- Description of the task
Below are lines of data; count those that contain "Signs" and give the total alone.

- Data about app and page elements
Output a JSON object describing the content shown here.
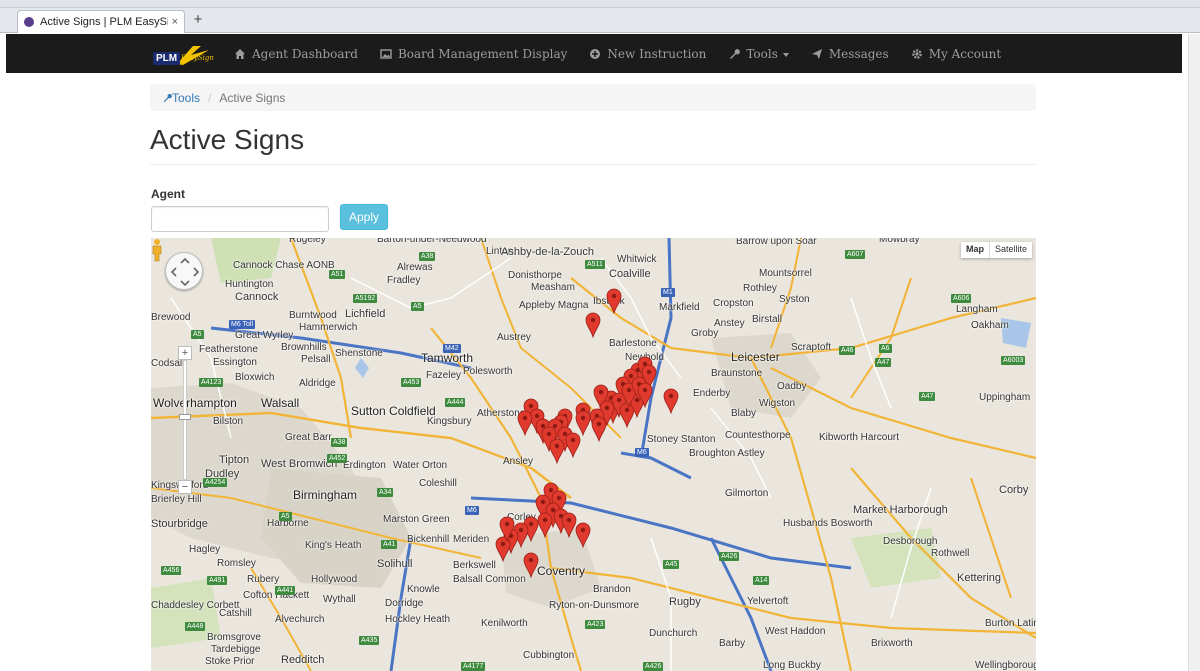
{
  "browser": {
    "tab_title": "Active Signs | PLM EasySig...",
    "tab_close": "×",
    "new_tab": "+"
  },
  "navbar": {
    "logo_text": "PLM",
    "logo_script": "EasySign",
    "items": [
      {
        "label": "Agent Dashboard",
        "icon": "home-icon"
      },
      {
        "label": "Board Management Display",
        "icon": "image-icon"
      },
      {
        "label": "New Instruction",
        "icon": "plus-circle-icon"
      },
      {
        "label": "Tools",
        "icon": "wrench-icon",
        "dropdown": true
      },
      {
        "label": "Messages",
        "icon": "send-icon"
      },
      {
        "label": "My Account",
        "icon": "gear-icon"
      }
    ]
  },
  "breadcrumb": {
    "link": "Tools",
    "current": "Active Signs"
  },
  "page": {
    "title": "Active Signs",
    "agent_label": "Agent",
    "agent_value": "",
    "apply_label": "Apply"
  },
  "map": {
    "map_button": "Map",
    "satellite_button": "Satellite",
    "zoom_in": "+",
    "zoom_out": "−",
    "places": [
      "Rugeley",
      "Barton-under-Needwood",
      "Linton",
      "Ashby-de-la-Zouch",
      "Whitwick",
      "Barrow upon Soar",
      "Mowbray",
      "Cannock Chase AONB",
      "Alrewas",
      "Donisthorpe",
      "Coalville",
      "Huntington",
      "Fradley",
      "Measham",
      "Mountsorrel",
      "Cannock",
      "Rothley",
      "Syston",
      "Ibstock",
      "Markfield",
      "Cropston",
      "Appleby Magna",
      "Lichfield",
      "Burntwood",
      "Hammerwich",
      "Brewood",
      "Anstey",
      "Birstall",
      "Langham",
      "Oakham",
      "Great Wyrley",
      "Austrey",
      "Featherstone",
      "Brownhills",
      "Shenstone",
      "Groby",
      "Barlestone",
      "Scraptoft",
      "Leicester",
      "Codsall",
      "Pelsall",
      "Essington",
      "Tamworth",
      "Newbold",
      "Bloxwich",
      "Fazeley",
      "Polesworth",
      "Braunstone",
      "Oadby",
      "Aldridge",
      "Enderby",
      "Wolverhampton",
      "Walsall",
      "Wigston",
      "Uppingham",
      "Atherstone",
      "Blaby",
      "Sutton Coldfield",
      "Bilston",
      "Kingsbury",
      "Stoney Stanton",
      "Countesthorpe",
      "Kibworth Harcourt",
      "Great Barr",
      "Ansley",
      "Broughton Astley",
      "Tipton",
      "West Bromwich",
      "Erdington",
      "Water Orton",
      "Dudley",
      "Coleshill",
      "Kingswinford",
      "Brierley Hill",
      "Birmingham",
      "Gilmorton",
      "Corby",
      "Harborne",
      "Corley",
      "Marston Green",
      "Stourbridge",
      "Market Harborough",
      "King's Heath",
      "Husbands Bosworth",
      "Meriden",
      "Desborough",
      "Bickenhill",
      "Hagley",
      "Solihull",
      "Berkswell",
      "Romsley",
      "Balsall Common",
      "Rothwell",
      "Rubery",
      "Hollywood",
      "Coventry",
      "Kettering",
      "Knowle",
      "Brandon",
      "Cofton Hackett",
      "Wythall",
      "Chaddesley Corbett",
      "Dorridge",
      "Ryton-on-Dunsmore",
      "Rugby",
      "Catshill",
      "Yelvertoft",
      "Alvechurch",
      "Hockley Heath",
      "Kenilworth",
      "Burton Latimer",
      "Dunchurch",
      "West Haddon",
      "Bromsgrove",
      "Tardebigge",
      "Barby",
      "Brixworth",
      "Stoke Prior",
      "Redditch",
      "Cubbington",
      "Long Buckby",
      "Wellingborough"
    ],
    "road_shields": [
      "A51",
      "A38",
      "A511",
      "A606",
      "A607",
      "A5192",
      "A5",
      "M1",
      "A46",
      "A6",
      "A453",
      "A47",
      "M6 Toll",
      "A5",
      "M42",
      "A4123",
      "A444",
      "A38",
      "A452",
      "A41",
      "M6",
      "A34",
      "A45",
      "A5",
      "M6",
      "A426",
      "A14",
      "A4177",
      "A426",
      "A435",
      "A441",
      "A448",
      "A456",
      "A491",
      "A423",
      "A6003",
      "A47",
      "A4254"
    ],
    "marker_color": "#e03a2e"
  }
}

- Response area
3